Records supplied »
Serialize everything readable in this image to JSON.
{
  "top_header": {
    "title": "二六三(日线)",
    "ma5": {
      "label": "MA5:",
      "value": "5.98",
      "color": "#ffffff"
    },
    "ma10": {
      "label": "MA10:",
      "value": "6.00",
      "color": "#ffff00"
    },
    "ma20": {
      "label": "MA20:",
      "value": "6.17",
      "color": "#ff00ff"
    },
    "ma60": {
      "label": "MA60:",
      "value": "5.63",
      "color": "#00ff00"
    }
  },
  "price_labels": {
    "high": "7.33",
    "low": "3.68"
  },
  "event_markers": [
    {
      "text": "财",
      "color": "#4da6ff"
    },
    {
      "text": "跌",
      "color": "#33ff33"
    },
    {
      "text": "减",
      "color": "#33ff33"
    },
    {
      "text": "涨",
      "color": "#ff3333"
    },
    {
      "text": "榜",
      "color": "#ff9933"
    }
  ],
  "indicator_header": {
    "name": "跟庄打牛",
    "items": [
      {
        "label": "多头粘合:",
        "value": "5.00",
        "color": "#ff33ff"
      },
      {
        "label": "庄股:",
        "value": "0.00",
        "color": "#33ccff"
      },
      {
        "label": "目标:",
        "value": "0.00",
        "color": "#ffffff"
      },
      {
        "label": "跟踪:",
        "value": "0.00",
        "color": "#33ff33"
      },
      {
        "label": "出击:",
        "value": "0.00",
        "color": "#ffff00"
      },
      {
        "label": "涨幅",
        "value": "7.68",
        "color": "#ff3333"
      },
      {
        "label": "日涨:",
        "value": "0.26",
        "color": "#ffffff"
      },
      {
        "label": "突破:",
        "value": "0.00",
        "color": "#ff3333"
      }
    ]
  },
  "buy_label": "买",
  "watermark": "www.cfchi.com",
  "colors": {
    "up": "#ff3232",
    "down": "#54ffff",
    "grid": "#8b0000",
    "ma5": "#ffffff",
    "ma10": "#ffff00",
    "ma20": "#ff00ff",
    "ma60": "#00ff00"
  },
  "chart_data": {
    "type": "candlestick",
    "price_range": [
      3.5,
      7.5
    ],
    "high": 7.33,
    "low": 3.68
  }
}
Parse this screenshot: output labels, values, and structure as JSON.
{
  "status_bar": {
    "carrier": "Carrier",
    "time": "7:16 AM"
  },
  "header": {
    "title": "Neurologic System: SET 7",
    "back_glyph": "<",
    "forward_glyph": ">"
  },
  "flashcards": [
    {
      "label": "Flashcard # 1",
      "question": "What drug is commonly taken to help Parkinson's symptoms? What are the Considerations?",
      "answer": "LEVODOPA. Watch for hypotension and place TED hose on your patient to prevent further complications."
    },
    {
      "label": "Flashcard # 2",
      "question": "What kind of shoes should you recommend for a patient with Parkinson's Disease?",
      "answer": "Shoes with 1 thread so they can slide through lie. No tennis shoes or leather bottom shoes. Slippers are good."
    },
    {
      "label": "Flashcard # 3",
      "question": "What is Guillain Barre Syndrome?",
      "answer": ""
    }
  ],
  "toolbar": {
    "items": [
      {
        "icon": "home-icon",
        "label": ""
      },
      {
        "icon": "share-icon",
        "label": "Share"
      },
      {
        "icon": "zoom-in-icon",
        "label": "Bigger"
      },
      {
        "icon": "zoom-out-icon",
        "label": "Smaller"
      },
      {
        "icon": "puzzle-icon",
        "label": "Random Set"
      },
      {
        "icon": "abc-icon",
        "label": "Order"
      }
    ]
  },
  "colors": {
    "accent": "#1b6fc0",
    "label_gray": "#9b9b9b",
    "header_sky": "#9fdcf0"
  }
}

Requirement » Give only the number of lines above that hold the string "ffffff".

Task solution » 4